YOUR TASK - For this task, copy the data that follows exactly, keeping every character.

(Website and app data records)
----------
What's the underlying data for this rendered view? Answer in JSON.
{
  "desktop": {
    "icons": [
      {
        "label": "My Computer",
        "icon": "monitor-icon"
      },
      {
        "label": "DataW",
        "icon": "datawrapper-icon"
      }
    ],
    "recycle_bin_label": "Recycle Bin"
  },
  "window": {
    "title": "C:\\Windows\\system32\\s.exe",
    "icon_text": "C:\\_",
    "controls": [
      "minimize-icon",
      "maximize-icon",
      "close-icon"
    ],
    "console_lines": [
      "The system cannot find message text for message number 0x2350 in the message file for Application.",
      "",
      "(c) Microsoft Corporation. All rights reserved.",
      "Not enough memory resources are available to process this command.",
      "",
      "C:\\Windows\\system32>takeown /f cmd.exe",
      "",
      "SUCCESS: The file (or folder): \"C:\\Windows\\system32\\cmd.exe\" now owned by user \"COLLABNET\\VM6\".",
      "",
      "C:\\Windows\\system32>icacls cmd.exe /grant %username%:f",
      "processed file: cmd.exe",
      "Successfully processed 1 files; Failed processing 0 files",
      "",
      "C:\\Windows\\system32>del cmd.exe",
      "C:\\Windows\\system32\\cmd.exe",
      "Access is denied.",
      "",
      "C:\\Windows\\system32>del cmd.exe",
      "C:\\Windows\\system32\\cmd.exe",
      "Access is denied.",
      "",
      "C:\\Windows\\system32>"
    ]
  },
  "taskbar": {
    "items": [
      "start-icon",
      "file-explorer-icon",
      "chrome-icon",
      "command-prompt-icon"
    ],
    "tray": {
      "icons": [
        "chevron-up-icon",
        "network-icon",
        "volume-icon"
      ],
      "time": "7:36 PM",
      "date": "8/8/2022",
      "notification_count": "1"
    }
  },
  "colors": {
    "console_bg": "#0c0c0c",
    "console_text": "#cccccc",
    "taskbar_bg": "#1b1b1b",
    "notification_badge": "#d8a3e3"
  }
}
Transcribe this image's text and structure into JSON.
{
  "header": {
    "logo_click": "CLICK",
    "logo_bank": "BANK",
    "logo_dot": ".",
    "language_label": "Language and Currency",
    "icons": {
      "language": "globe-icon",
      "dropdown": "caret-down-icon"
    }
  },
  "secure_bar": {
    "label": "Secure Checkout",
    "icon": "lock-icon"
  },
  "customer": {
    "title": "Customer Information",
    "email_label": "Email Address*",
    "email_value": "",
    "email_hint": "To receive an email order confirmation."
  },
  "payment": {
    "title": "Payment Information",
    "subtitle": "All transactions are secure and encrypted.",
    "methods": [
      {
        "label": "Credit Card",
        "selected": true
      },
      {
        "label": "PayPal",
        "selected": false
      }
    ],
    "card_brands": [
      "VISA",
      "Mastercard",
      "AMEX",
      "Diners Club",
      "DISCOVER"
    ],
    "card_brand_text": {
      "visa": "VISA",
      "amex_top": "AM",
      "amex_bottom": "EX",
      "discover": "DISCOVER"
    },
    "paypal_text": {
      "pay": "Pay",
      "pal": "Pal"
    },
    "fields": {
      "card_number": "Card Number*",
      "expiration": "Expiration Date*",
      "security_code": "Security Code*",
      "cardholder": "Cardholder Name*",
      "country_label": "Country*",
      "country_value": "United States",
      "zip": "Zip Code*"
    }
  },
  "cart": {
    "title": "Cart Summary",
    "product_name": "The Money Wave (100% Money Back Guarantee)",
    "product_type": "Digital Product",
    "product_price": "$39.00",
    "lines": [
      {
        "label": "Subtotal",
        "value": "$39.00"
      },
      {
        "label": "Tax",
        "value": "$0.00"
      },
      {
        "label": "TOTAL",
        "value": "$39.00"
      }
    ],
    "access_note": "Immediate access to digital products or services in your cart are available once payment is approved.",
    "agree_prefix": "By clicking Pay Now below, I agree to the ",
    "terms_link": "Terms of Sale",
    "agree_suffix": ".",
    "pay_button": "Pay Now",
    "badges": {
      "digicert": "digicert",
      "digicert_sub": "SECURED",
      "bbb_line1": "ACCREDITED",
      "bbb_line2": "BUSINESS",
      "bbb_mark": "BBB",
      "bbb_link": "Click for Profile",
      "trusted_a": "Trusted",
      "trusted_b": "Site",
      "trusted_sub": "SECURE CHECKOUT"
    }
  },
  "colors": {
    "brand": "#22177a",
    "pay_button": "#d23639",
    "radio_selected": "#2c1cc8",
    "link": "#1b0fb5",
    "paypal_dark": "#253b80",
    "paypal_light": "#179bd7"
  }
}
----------
EXPECTED ANSWER -
What's the underlying data for this rendered view? Answer in JSON.
{
  "desktop": {
    "icons": [
      {
        "label": "My Computer",
        "icon": "monitor-icon"
      },
      {
        "label": "DataW",
        "icon": "datawrapper-icon"
      }
    ],
    "recycle_bin_label": "Recycle Bin"
  },
  "window": {
    "title": "C:\\Windows\\system32\\s.exe",
    "icon_text": "C:\\_",
    "controls": [
      "minimize-icon",
      "maximize-icon",
      "close-icon"
    ],
    "console_lines": [
      "The system cannot find message text for message number 0x2350 in the message file for Application.",
      "",
      "(c) Microsoft Corporation. All rights reserved.",
      "Not enough memory resources are available to process this command.",
      "",
      "C:\\Windows\\system32>takeown /f cmd.exe",
      "",
      "SUCCESS: The file (or folder): \"C:\\Windows\\system32\\cmd.exe\" now owned by user \"COLLABNET\\VM6\".",
      "",
      "C:\\Windows\\system32>icacls cmd.exe /grant %username%:f",
      "processed file: cmd.exe",
      "Successfully processed 1 files; Failed processing 0 files",
      "",
      "C:\\Windows\\system32>del cmd.exe",
      "C:\\Windows\\system32\\cmd.exe",
      "Access is denied.",
      "",
      "C:\\Windows\\system32>del cmd.exe",
      "C:\\Windows\\system32\\cmd.exe",
      "Access is denied.",
      "",
      "C:\\Windows\\system32>"
    ]
  },
  "taskbar": {
    "items": [
      "start-icon",
      "file-explorer-icon",
      "chrome-icon",
      "command-prompt-icon"
    ],
    "tray": {
      "icons": [
        "chevron-up-icon",
        "network-icon",
        "volume-icon"
      ],
      "time": "7:36 PM",
      "date": "8/8/2022",
      "notification_count": "1"
    }
  },
  "colors": {
    "console_bg": "#0c0c0c",
    "console_text": "#cccccc",
    "taskbar_bg": "#1b1b1b",
    "notification_badge": "#d8a3e3"
  }
}
Transcribe this image's text and structure into JSON.
{
  "header": {
    "logo_click": "CLICK",
    "logo_bank": "BANK",
    "logo_dot": ".",
    "language_label": "Language and Currency",
    "icons": {
      "language": "globe-icon",
      "dropdown": "caret-down-icon"
    }
  },
  "secure_bar": {
    "label": "Secure Checkout",
    "icon": "lock-icon"
  },
  "customer": {
    "title": "Customer Information",
    "email_label": "Email Address*",
    "email_value": "",
    "email_hint": "To receive an email order confirmation."
  },
  "payment": {
    "title": "Payment Information",
    "subtitle": "All transactions are secure and encrypted.",
    "methods": [
      {
        "label": "Credit Card",
        "selected": true
      },
      {
        "label": "PayPal",
        "selected": false
      }
    ],
    "card_brands": [
      "VISA",
      "Mastercard",
      "AMEX",
      "Diners Club",
      "DISCOVER"
    ],
    "card_brand_text": {
      "visa": "VISA",
      "amex_top": "AM",
      "amex_bottom": "EX",
      "discover": "DISCOVER"
    },
    "paypal_text": {
      "pay": "Pay",
      "pal": "Pal"
    },
    "fields": {
      "card_number": "Card Number*",
      "expiration": "Expiration Date*",
      "security_code": "Security Code*",
      "cardholder": "Cardholder Name*",
      "country_label": "Country*",
      "country_value": "United States",
      "zip": "Zip Code*"
    }
  },
  "cart": {
    "title": "Cart Summary",
    "product_name": "The Money Wave (100% Money Back Guarantee)",
    "product_type": "Digital Product",
    "product_price": "$39.00",
    "lines": [
      {
        "label": "Subtotal",
        "value": "$39.00"
      },
      {
        "label": "Tax",
        "value": "$0.00"
      },
      {
        "label": "TOTAL",
        "value": "$39.00"
      }
    ],
    "access_note": "Immediate access to digital products or services in your cart are available once payment is approved.",
    "agree_prefix": "By clicking Pay Now below, I agree to the ",
    "terms_link": "Terms of Sale",
    "agree_suffix": ".",
    "pay_button": "Pay Now",
    "badges": {
      "digicert": "digicert",
      "digicert_sub": "SECURED",
      "bbb_line1": "ACCREDITED",
      "bbb_line2": "BUSINESS",
      "bbb_mark": "BBB",
      "bbb_link": "Click for Profile",
      "trusted_a": "Trusted",
      "trusted_b": "Site",
      "trusted_sub": "SECURE CHECKOUT"
    }
  },
  "colors": {
    "brand": "#22177a",
    "pay_button": "#d23639",
    "radio_selected": "#2c1cc8",
    "link": "#1b0fb5",
    "paypal_dark": "#253b80",
    "paypal_light": "#179bd7"
  }
}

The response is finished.